What is a seed bank?
A community seed bank is a network of seed saving and exchange, a site for exercising Seed Freedom. Seeds are collected, saved, grown out, multiplied, selected, distributed …and the cycle continues, the circles of freedom keep expanding.
Seed banks are also called seed Libraries, where you can borrow seed like you borrow a book, and return on reading (growing and multiplying).Some communities, especially in Europe and USA, also have heritage seed savers who grow and distribute heritage seeds at a cost.
How do I set up my own?
First, start collecting the seeds in your region. If you are saving seeds in pots, keep it in a cool and dry environment to prevent any damage. Similarly it is important to label the pots with the details of the seed variety contained in it (like the name of the variety, particulars of the variety e.g. drought tolerance etc). If you are planting the seeds, make sure you are able to identify the varieties cultivated (for instance, by labeling the plants). Similarly, save a portion of the seed before replanting the variety.
If you are a school, start saving seeds by setting up a “garden of life” to save seeds of freedom. If you are in a community, start a “garden of hope” as a community seed bank. If you are associated with a temple, church, mosque, gurudwara, start a seed sanctuary or distribute seeds as a blessing.
What You Need To Start A Seed Bank
You don’t need a lot of money or supplies to start a community seed bank. Aside from a dedicated group of people to organize and implement it, you need three things:
a suitable place to store the seeds
a way of making the seeds accessible to the community
You’ll also need supplies to store and organize the seeds, such as jars or containers, envelopes, and labels.
If you’re just starting out, you probably can fit the whole seed bank on a couple of shelves in a library, community centre or other public space. As the seed bank grows, you may need to meet the challenge of acquiring more space. The physical requirements are simply a place that is protected from exposure to humidity and moisture, insects and rodents, and extreme heat.
Making Seeds Available
If you’re able to share seeds and educate the community about the importance of saving seeds, preserving food diversity and sharing local seed varieties, you have met the goals of a seed bank.

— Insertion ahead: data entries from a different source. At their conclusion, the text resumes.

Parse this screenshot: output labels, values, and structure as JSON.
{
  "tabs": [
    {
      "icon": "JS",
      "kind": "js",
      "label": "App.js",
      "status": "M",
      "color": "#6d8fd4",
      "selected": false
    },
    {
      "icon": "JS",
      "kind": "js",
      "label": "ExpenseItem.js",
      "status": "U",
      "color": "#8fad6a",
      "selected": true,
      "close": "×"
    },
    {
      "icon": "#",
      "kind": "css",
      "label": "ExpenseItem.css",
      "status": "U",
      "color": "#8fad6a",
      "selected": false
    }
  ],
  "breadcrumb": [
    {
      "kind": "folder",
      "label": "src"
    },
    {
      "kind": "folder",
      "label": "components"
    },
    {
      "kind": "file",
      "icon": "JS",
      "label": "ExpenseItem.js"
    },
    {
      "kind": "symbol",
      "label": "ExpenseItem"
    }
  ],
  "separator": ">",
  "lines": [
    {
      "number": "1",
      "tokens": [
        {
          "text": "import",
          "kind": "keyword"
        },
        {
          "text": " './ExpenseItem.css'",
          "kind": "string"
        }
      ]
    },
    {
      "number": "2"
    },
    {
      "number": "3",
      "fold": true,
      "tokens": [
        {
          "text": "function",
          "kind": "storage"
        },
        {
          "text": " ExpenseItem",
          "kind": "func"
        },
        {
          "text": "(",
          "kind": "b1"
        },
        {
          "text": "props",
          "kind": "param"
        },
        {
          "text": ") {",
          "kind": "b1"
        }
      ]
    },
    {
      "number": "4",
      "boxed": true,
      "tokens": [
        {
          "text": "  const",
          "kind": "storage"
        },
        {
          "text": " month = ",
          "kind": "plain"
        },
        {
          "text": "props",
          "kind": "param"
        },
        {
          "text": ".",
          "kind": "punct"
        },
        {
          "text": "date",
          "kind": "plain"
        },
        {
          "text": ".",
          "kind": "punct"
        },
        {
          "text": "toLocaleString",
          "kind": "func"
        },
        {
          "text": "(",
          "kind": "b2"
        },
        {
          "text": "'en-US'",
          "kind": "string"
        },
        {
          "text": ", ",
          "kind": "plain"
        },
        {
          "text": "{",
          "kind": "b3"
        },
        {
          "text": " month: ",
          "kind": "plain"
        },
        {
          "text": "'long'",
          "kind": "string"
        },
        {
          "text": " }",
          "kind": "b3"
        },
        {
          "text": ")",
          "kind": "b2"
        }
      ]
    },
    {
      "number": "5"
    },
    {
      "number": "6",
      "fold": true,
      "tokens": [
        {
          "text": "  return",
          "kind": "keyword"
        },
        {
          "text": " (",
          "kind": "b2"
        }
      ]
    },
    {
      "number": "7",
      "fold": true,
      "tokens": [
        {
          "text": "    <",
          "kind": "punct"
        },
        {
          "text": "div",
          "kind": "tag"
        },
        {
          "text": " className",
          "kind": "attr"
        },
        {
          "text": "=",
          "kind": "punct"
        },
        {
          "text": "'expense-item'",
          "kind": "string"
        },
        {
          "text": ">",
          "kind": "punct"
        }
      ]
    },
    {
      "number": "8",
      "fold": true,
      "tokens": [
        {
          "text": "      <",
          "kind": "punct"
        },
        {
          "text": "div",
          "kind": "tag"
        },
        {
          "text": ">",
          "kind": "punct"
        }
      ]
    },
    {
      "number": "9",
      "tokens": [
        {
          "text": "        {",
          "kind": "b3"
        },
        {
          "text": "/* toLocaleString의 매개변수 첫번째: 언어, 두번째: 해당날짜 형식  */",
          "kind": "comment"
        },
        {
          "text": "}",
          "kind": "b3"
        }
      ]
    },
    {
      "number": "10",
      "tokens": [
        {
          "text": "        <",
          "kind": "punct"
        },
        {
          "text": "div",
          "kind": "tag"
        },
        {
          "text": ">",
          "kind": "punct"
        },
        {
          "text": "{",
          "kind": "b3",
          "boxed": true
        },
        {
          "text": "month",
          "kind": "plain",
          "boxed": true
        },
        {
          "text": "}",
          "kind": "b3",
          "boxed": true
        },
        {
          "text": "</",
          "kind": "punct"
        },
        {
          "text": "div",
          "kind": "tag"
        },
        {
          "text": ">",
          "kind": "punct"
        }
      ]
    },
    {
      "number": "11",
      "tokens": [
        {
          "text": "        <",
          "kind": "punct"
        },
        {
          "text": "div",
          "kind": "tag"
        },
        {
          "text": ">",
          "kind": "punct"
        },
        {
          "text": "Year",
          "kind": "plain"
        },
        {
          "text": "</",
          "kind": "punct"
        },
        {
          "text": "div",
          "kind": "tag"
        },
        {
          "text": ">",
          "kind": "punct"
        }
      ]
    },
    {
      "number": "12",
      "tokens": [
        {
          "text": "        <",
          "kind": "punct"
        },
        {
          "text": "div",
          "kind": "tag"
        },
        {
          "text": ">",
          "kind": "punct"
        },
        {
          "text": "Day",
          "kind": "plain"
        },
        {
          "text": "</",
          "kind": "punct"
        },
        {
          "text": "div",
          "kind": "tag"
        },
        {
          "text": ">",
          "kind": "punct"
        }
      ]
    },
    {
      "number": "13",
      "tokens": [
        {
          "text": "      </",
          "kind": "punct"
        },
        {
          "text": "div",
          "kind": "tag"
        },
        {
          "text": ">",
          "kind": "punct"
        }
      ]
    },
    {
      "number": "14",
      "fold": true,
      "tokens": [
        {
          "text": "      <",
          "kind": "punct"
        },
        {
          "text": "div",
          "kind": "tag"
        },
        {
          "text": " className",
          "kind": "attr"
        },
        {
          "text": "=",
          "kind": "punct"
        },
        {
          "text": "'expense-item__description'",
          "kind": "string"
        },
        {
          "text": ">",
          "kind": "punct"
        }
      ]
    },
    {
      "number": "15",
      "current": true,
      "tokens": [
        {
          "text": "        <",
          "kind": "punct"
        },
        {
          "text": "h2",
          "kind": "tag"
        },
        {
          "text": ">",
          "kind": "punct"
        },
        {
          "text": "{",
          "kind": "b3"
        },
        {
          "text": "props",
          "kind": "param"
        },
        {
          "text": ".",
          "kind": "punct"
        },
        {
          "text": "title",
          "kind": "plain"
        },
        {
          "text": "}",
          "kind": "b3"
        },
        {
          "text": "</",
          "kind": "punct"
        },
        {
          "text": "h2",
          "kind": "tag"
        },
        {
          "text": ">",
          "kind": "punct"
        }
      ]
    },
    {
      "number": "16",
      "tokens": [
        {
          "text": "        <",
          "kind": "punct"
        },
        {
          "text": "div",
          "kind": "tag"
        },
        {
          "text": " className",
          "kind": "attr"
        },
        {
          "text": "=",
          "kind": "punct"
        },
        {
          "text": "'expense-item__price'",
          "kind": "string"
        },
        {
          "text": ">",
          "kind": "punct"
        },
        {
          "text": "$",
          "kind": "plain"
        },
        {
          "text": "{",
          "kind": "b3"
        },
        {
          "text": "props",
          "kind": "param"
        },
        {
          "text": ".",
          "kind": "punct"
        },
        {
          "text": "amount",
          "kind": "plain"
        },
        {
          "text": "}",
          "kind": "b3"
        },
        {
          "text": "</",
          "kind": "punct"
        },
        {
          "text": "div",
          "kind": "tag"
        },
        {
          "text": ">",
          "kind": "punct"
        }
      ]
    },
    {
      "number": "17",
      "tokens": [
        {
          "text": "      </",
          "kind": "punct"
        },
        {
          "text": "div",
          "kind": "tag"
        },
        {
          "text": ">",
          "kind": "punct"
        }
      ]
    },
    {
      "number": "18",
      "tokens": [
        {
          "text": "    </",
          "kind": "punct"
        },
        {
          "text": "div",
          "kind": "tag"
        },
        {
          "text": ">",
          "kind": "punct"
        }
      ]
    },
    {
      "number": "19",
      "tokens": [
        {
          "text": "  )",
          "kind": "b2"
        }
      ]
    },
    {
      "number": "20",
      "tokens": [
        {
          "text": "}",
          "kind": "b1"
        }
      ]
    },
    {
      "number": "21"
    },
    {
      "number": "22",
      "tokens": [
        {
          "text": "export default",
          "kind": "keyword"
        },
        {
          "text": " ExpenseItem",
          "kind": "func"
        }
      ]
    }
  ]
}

Encouraging Seed-Bank Participation
As with any community organization, networking is essential to building the seed-bank community. The easiest way to contact numbers of people with an interest in growing food is to reach out to local gardening or agriculture related groups, such as:
elementary, middle and high Schools
local nurseries (for seed or other donations)
seed companies (for seed donations)
A seed swap is the perfect antidote to cabin fever in the winter, and there’s little doubt you’ll have trouble attracting people to an event where you are giving things away for free. While the people are looking through and collecting their seeds, make sure to have flyers for future events, seed bank hours, seed starting information and sign-up sheets for those who are interested in volunteering to help.
Many people who are interested in growing plants from seeds don’t actually know how to do it. A seed-starting workshop is a great way to attract new gardeners, or those who have previously bought plants to grow in their garden but are curious about growing from seed.
Later in the season, a seed-saving workshop will help people learn how to harvest and save their own seeds—and give some back to the seed bank if you want to accept community donations.